▸ Input data
---*---

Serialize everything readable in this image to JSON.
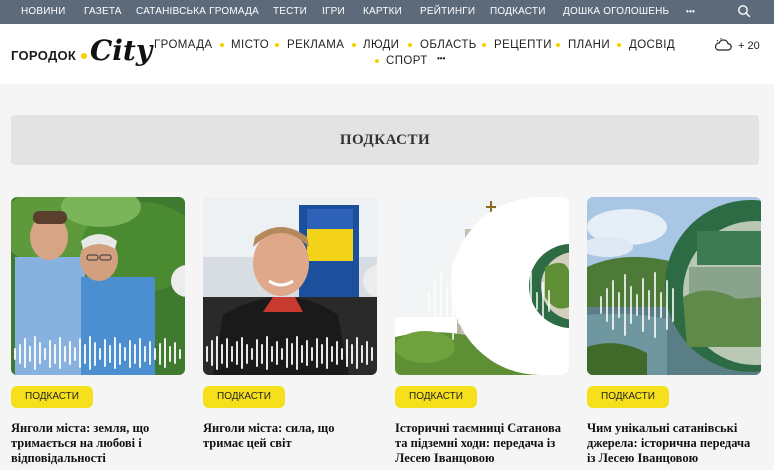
{
  "top_nav": [
    "НОВИНИ",
    "ГАЗЕТА",
    "САТАНІВСЬКА ГРОМАДА",
    "ТЕСТИ",
    "ІГРИ",
    "КАРТКИ",
    "РЕЙТИНГИ",
    "ПОДКАСТИ",
    "ДОШКА ОГОЛОШЕНЬ",
    "•••"
  ],
  "logo": {
    "word": "ГОРОДОК",
    "script": "City"
  },
  "main_menu": [
    "ГРОМАДА",
    "МІСТО",
    "РЕКЛАМА",
    "ЛЮДИ",
    "ОБЛАСТЬ",
    "РЕЦЕПТИ",
    "ПЛАНИ",
    "ДОСВІД",
    "СПОРТ",
    "•••"
  ],
  "weather": {
    "icon": "cloud-icon",
    "temp": "+ 20"
  },
  "page_title": "ПОДКАСТИ",
  "cards": [
    {
      "tag": "ПОДКАСТИ",
      "title": "Янголи міста: земля, що тримається на любові і відповідальності"
    },
    {
      "tag": "ПОДКАСТИ",
      "title": "Янголи міста: сила, що тримає цей світ"
    },
    {
      "tag": "ПОДКАСТИ",
      "title": "Історичні таємниці Сатанова та підземні ходи: передача із Лесею Іванцовою"
    },
    {
      "tag": "ПОДКАСТИ",
      "title": "Чим унікальні сатанівські джерела: історична передача із Лесею Іванцовою"
    }
  ],
  "colors": {
    "accent": "#f6e01c",
    "topbar": "#5d6a7a",
    "green": "#2c6b43"
  }
}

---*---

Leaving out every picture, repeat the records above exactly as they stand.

▸ Written solution
Serialize everything readable in this image to JSON.
{
  "top_nav": [
    "НОВИНИ",
    "ГАЗЕТА",
    "САТАНІВСЬКА ГРОМАДА",
    "ТЕСТИ",
    "ІГРИ",
    "КАРТКИ",
    "РЕЙТИНГИ",
    "ПОДКАСТИ",
    "ДОШКА ОГОЛОШЕНЬ",
    "•••"
  ],
  "logo": {
    "word": "ГОРОДОК",
    "script": "City"
  },
  "main_menu": [
    "ГРОМАДА",
    "МІСТО",
    "РЕКЛАМА",
    "ЛЮДИ",
    "ОБЛАСТЬ",
    "РЕЦЕПТИ",
    "ПЛАНИ",
    "ДОСВІД",
    "СПОРТ",
    "•••"
  ],
  "weather": {
    "icon": "cloud-icon",
    "temp": "+ 20"
  },
  "page_title": "ПОДКАСТИ",
  "cards": [
    {
      "tag": "ПОДКАСТИ",
      "title": "Янголи міста: земля, що тримається на любові і відповідальності"
    },
    {
      "tag": "ПОДКАСТИ",
      "title": "Янголи міста: сила, що тримає цей світ"
    },
    {
      "tag": "ПОДКАСТИ",
      "title": "Історичні таємниці Сатанова та підземні ходи: передача із Лесею Іванцовою"
    },
    {
      "tag": "ПОДКАСТИ",
      "title": "Чим унікальні сатанівські джерела: історична передача із Лесею Іванцовою"
    }
  ],
  "colors": {
    "accent": "#f6e01c",
    "topbar": "#5d6a7a",
    "green": "#2c6b43"
  }
}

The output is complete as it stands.